Lottery is a form of gambling that allows participants to win prizes by matching numbers. It can be found in many forms, including instant-win scratch-off games, daily games, and lottos. In the United States, state governments run most lotteries. It is a popular pastime for millions of people and contributes billions in revenue to the government. While the odds of winning are slim, it is still possible to have some success. However, there are some important things to consider before you purchase a lottery ticket.
The concept of lotteries dates back centuries. The Old Testament instructed Moses to use lots to divide land among Israelites, and Roman emperors used lotteries to give away property and slaves. In the 17th century, public lotteries were common in the Low Countries, where towns would hold draws to raise money for town fortifications, poor relief, and civic projects.
In the modern era, lotteries are often used to fill gaps in public demand for goods and services. For example, the NBA holds a lottery to determine who gets the first pick in the draft for each team. This lottery provides a fair and efficient way for teams to find the best talent available.

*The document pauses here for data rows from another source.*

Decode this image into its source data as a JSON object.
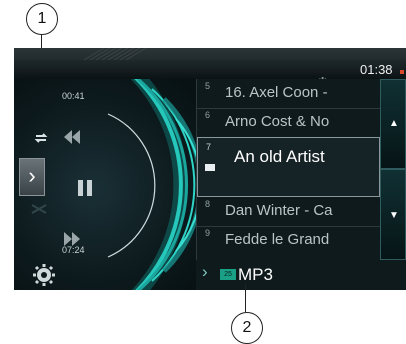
{
  "callouts": {
    "top": "1",
    "bottom": "2"
  },
  "status_bar": {
    "clock": "01:38"
  },
  "player": {
    "elapsed": "00:41",
    "total": "07:24"
  },
  "playlist": {
    "rows": [
      {
        "num": "5",
        "title": "16. Axel Coon -"
      },
      {
        "num": "6",
        "title": "Arno Cost & No"
      },
      {
        "num": "7",
        "title": "An old  Artist",
        "active": true
      },
      {
        "num": "8",
        "title": "Dan Winter - Ca"
      },
      {
        "num": "9",
        "title": "Fedde le Grand"
      }
    ]
  },
  "source": {
    "badge": "25",
    "label": "MP3"
  },
  "colors": {
    "accent": "#1ec3b3",
    "background": "#0c1417",
    "text": "#ffffff"
  },
  "icons": {
    "repeat": "repeat-icon",
    "previous": "skip-back-icon",
    "pause": "pause-icon",
    "shuffle": "shuffle-icon",
    "next": "skip-forward-icon",
    "settings": "gear-icon",
    "bluetooth": "bluetooth-icon",
    "scroll_up": "arrow-up-icon",
    "scroll_down": "arrow-down-icon"
  }
}
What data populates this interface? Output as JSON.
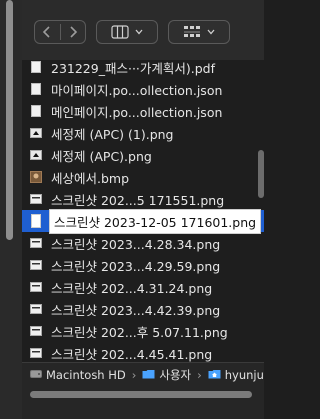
{
  "toolbar": {
    "back_icon": "chevron-left-icon",
    "forward_icon": "chevron-right-icon",
    "view_icon": "columns-view-icon",
    "group_icon": "grid-group-icon"
  },
  "files": [
    {
      "name": "231229_패스···가계획서).pdf",
      "icon": "pdf-icon"
    },
    {
      "name": "마이페이지.po...ollection.json",
      "icon": "json-icon"
    },
    {
      "name": "메인페이지.po...ollection.json",
      "icon": "json-icon"
    },
    {
      "name": "세정제 (APC) (1).png",
      "icon": "image-icon"
    },
    {
      "name": "세정제 (APC).png",
      "icon": "image-icon"
    },
    {
      "name": "세상에서.bmp",
      "icon": "bmp-icon"
    },
    {
      "name": "스크린샷 202...5 171551.png",
      "icon": "screenshot-icon"
    },
    {
      "name": "스크린샷 2023-12-05 171601.png",
      "icon": "screenshot-icon",
      "selected": true
    },
    {
      "name": "스크린샷 2023...4.28.34.png",
      "icon": "screenshot-icon"
    },
    {
      "name": "스크린샷 2023...4.29.59.png",
      "icon": "screenshot-icon"
    },
    {
      "name": "스크린샷 202...4.31.24.png",
      "icon": "screenshot-icon"
    },
    {
      "name": "스크린샷 2023...4.42.39.png",
      "icon": "screenshot-icon"
    },
    {
      "name": "스크린샷 202...후 5.07.11.png",
      "icon": "screenshot-icon"
    },
    {
      "name": "스크린샷 202...4.45.41.png",
      "icon": "screenshot-icon"
    }
  ],
  "pathbar": {
    "items": [
      "Macintosh HD",
      "사용자",
      "hyunjun"
    ],
    "separator": "›"
  },
  "colors": {
    "selection": "#1f5fd1",
    "folder": "#4aa3ff"
  }
}
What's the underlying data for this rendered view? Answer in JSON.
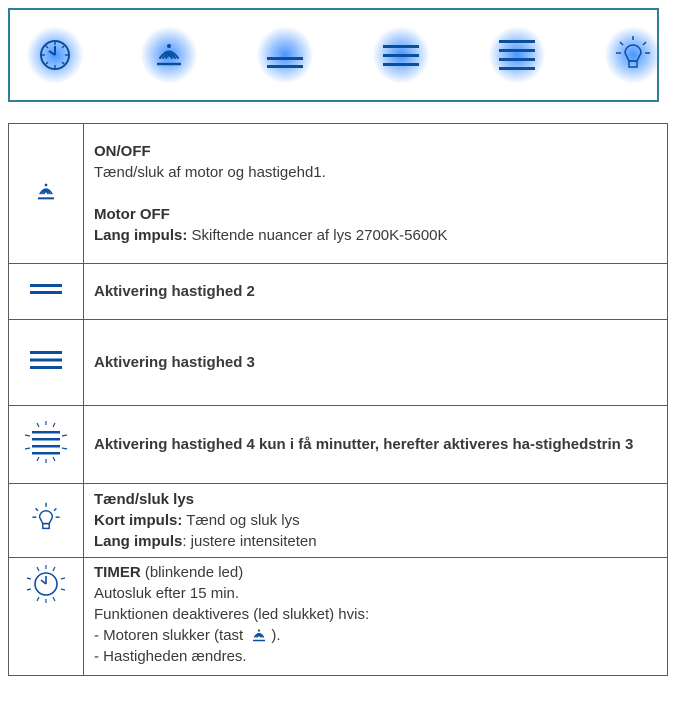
{
  "colors": {
    "accent": "#0a4f9e",
    "glow": "#2882ff",
    "panel_border": "#2f7d96",
    "text": "#3a3a3a"
  },
  "panel": {
    "buttons": [
      {
        "icon": "timer-icon"
      },
      {
        "icon": "fan-power-icon"
      },
      {
        "icon": "speed-2-icon"
      },
      {
        "icon": "speed-3-icon"
      },
      {
        "icon": "speed-4-icon"
      },
      {
        "icon": "light-bulb-icon"
      }
    ]
  },
  "rows": {
    "onoff": {
      "title": "ON/OFF",
      "desc": "Tænd/sluk af motor og hastigehd1.",
      "motor_off": "Motor OFF",
      "long_label": "Lang impuls:",
      "long_text": " Skiftende nuancer af lys 2700K-5600K"
    },
    "speed2": {
      "text": "Aktivering hastighed 2"
    },
    "speed3": {
      "text": "Aktivering hastighed 3"
    },
    "speed4": {
      "text": "Aktivering hastighed 4 kun i få minutter, herefter aktiveres ha-stighedstrin 3"
    },
    "light": {
      "title": "Tænd/sluk lys",
      "short_label": "Kort impuls:",
      "short_text": " Tænd og sluk lys",
      "long_label": "Lang impuls",
      "long_text": ": justere intensiteten"
    },
    "timer": {
      "title": "TIMER",
      "title_suffix": " (blinkende led)",
      "line1": "Autosluk efter 15 min.",
      "line2": "Funktionen deaktiveres (led slukket) hvis:",
      "line3_pre": "- Motoren slukker (tast ",
      "line3_post": ").",
      "line4": "- Hastigheden ændres."
    }
  }
}
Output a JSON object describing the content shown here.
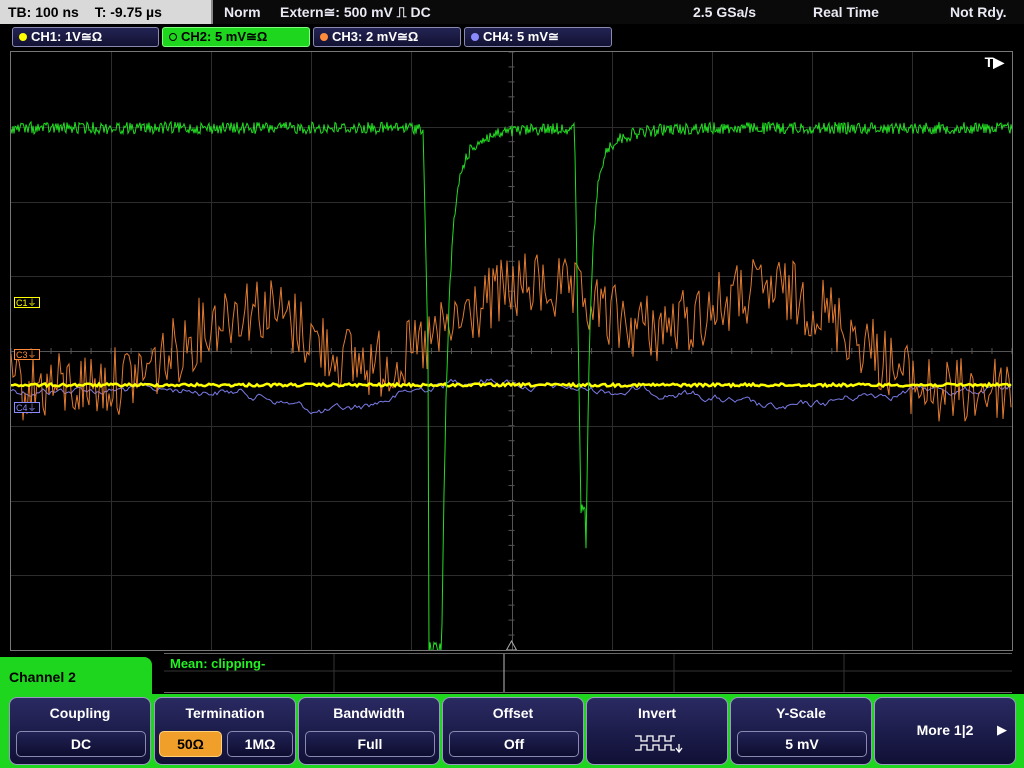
{
  "header": {
    "timebase": "TB: 100 ns",
    "trigger_time": "T: -9.75 µs",
    "trigger_mode": "Norm",
    "trigger_source": "Extern≅: 500 mV ⎍ DC",
    "sample_rate": "2.5 GSa/s",
    "acq_mode": "Real Time",
    "status": "Not Rdy."
  },
  "channels": [
    {
      "label": "CH1: 1V≅Ω",
      "color": "#ffff00",
      "active": false
    },
    {
      "label": "CH2: 5 mV≅Ω",
      "color": "#22dd22",
      "active": true
    },
    {
      "label": "CH3: 2 mV≅Ω",
      "color": "#ff8c3a",
      "active": false
    },
    {
      "label": "CH4: 5 mV≅",
      "color": "#8a8aff",
      "active": false
    }
  ],
  "screen": {
    "trigger_marker": "T▶",
    "markers": [
      {
        "label": "C1⏚",
        "color": "#ffff00"
      },
      {
        "label": "C3⏚",
        "color": "#ff8c3a"
      },
      {
        "label": "C4⏚",
        "color": "#8a8aff"
      }
    ]
  },
  "measurement": {
    "text": "Mean: clipping-"
  },
  "menu": {
    "title": "Channel 2",
    "softkeys": [
      {
        "title": "Coupling",
        "buttons": [
          {
            "label": "DC",
            "selected": false
          }
        ]
      },
      {
        "title": "Termination",
        "buttons": [
          {
            "label": "50Ω",
            "selected": true
          },
          {
            "label": "1MΩ",
            "selected": false
          }
        ]
      },
      {
        "title": "Bandwidth",
        "buttons": [
          {
            "label": "Full",
            "selected": false
          }
        ]
      },
      {
        "title": "Offset",
        "buttons": [
          {
            "label": "Off",
            "selected": false
          }
        ]
      },
      {
        "title": "Invert",
        "icon": "invert-square-wave-icon"
      },
      {
        "title": "Y-Scale",
        "buttons": [
          {
            "label": "5 mV",
            "selected": false
          }
        ]
      },
      {
        "title": "More 1|2",
        "icon": "right-arrow-icon"
      }
    ]
  }
}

While there is an inextricable human impulse to gamble, lottery players should be aware of the risks. The game exposes players to the risk of addiction and can cost them more than they win. In addition, lotteries can drain household budgets and divert money that could otherwise be saved for emergency expenses or retirement. In fact, lottery players contribute billions to the government in tax revenues that could be better spent on other priorities, such as educating children and improving healthcare.